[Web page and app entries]

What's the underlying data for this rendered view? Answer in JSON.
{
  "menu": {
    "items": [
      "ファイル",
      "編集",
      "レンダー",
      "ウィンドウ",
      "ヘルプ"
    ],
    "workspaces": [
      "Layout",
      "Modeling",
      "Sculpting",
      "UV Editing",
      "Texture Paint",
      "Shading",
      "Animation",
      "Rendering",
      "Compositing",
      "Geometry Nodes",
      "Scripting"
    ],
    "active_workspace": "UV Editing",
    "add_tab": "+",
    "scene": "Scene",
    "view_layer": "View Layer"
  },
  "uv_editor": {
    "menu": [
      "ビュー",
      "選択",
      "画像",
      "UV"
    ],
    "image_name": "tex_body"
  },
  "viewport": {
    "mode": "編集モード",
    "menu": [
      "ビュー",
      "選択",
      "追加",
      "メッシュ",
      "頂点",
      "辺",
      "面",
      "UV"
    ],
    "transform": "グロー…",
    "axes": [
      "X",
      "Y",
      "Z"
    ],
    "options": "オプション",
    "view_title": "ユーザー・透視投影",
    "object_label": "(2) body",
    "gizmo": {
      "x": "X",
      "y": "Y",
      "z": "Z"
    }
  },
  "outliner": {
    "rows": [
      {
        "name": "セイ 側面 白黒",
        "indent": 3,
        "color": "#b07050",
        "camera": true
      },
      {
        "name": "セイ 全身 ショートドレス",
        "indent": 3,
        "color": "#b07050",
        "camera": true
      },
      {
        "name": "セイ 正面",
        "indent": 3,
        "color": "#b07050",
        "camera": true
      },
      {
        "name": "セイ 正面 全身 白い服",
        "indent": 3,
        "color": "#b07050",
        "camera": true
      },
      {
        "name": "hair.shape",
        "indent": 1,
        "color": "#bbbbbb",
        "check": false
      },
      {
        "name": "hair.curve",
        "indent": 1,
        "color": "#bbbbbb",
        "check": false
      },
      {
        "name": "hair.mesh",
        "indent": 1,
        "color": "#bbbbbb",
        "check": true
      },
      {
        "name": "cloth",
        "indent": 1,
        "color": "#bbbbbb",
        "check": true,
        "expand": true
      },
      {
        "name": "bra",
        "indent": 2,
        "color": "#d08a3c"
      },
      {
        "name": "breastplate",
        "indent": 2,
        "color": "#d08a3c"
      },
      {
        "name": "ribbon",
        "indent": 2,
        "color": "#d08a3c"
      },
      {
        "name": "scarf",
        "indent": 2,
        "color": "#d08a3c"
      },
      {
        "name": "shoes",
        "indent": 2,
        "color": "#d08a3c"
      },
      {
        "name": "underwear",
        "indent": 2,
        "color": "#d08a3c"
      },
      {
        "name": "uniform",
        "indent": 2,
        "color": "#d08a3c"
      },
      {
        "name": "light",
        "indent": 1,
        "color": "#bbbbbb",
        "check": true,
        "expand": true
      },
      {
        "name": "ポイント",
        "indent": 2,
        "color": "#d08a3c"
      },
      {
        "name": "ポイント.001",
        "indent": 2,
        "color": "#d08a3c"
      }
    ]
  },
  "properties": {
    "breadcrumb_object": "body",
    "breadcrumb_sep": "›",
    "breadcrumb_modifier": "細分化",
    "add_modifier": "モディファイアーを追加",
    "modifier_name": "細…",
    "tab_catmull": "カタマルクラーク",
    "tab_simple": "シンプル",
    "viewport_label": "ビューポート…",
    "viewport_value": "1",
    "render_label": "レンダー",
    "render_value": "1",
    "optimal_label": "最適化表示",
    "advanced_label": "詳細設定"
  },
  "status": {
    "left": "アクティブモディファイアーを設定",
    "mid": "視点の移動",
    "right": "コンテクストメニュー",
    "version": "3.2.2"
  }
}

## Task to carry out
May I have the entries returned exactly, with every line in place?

## Finished exercise
What's the underlying data for this rendered view? Answer in JSON.
{
  "menu": {
    "items": [
      "ファイル",
      "編集",
      "レンダー",
      "ウィンドウ",
      "ヘルプ"
    ],
    "workspaces": [
      "Layout",
      "Modeling",
      "Sculpting",
      "UV Editing",
      "Texture Paint",
      "Shading",
      "Animation",
      "Rendering",
      "Compositing",
      "Geometry Nodes",
      "Scripting"
    ],
    "active_workspace": "UV Editing",
    "add_tab": "+",
    "scene": "Scene",
    "view_layer": "View Layer"
  },
  "uv_editor": {
    "menu": [
      "ビュー",
      "選択",
      "画像",
      "UV"
    ],
    "image_name": "tex_body"
  },
  "viewport": {
    "mode": "編集モード",
    "menu": [
      "ビュー",
      "選択",
      "追加",
      "メッシュ",
      "頂点",
      "辺",
      "面",
      "UV"
    ],
    "transform": "グロー…",
    "axes": [
      "X",
      "Y",
      "Z"
    ],
    "options": "オプション",
    "view_title": "ユーザー・透視投影",
    "object_label": "(2) body",
    "gizmo": {
      "x": "X",
      "y": "Y",
      "z": "Z"
    }
  },
  "outliner": {
    "rows": [
      {
        "name": "セイ 側面 白黒",
        "indent": 3,
        "color": "#b07050",
        "camera": true
      },
      {
        "name": "セイ 全身 ショートドレス",
        "indent": 3,
        "color": "#b07050",
        "camera": true
      },
      {
        "name": "セイ 正面",
        "indent": 3,
        "color": "#b07050",
        "camera": true
      },
      {
        "name": "セイ 正面 全身 白い服",
        "indent": 3,
        "color": "#b07050",
        "camera": true
      },
      {
        "name": "hair.shape",
        "indent": 1,
        "color": "#bbbbbb",
        "check": false
      },
      {
        "name": "hair.curve",
        "indent": 1,
        "color": "#bbbbbb",
        "check": false
      },
      {
        "name": "hair.mesh",
        "indent": 1,
        "color": "#bbbbbb",
        "check": true
      },
      {
        "name": "cloth",
        "indent": 1,
        "color": "#bbbbbb",
        "check": true,
        "expand": true
      },
      {
        "name": "bra",
        "indent": 2,
        "color": "#d08a3c"
      },
      {
        "name": "breastplate",
        "indent": 2,
        "color": "#d08a3c"
      },
      {
        "name": "ribbon",
        "indent": 2,
        "color": "#d08a3c"
      },
      {
        "name": "scarf",
        "indent": 2,
        "color": "#d08a3c"
      },
      {
        "name": "shoes",
        "indent": 2,
        "color": "#d08a3c"
      },
      {
        "name": "underwear",
        "indent": 2,
        "color": "#d08a3c"
      },
      {
        "name": "uniform",
        "indent": 2,
        "color": "#d08a3c"
      },
      {
        "name": "light",
        "indent": 1,
        "color": "#bbbbbb",
        "check": true,
        "expand": true
      },
      {
        "name": "ポイント",
        "indent": 2,
        "color": "#d08a3c"
      },
      {
        "name": "ポイント.001",
        "indent": 2,
        "color": "#d08a3c"
      }
    ]
  },
  "properties": {
    "breadcrumb_object": "body",
    "breadcrumb_sep": "›",
    "breadcrumb_modifier": "細分化",
    "add_modifier": "モディファイアーを追加",
    "modifier_name": "細…",
    "tab_catmull": "カタマルクラーク",
    "tab_simple": "シンプル",
    "viewport_label": "ビューポート…",
    "viewport_value": "1",
    "render_label": "レンダー",
    "render_value": "1",
    "optimal_label": "最適化表示",
    "advanced_label": "詳細設定"
  },
  "status": {
    "left": "アクティブモディファイアーを設定",
    "mid": "視点の移動",
    "right": "コンテクストメニュー",
    "version": "3.2.2"
  }
}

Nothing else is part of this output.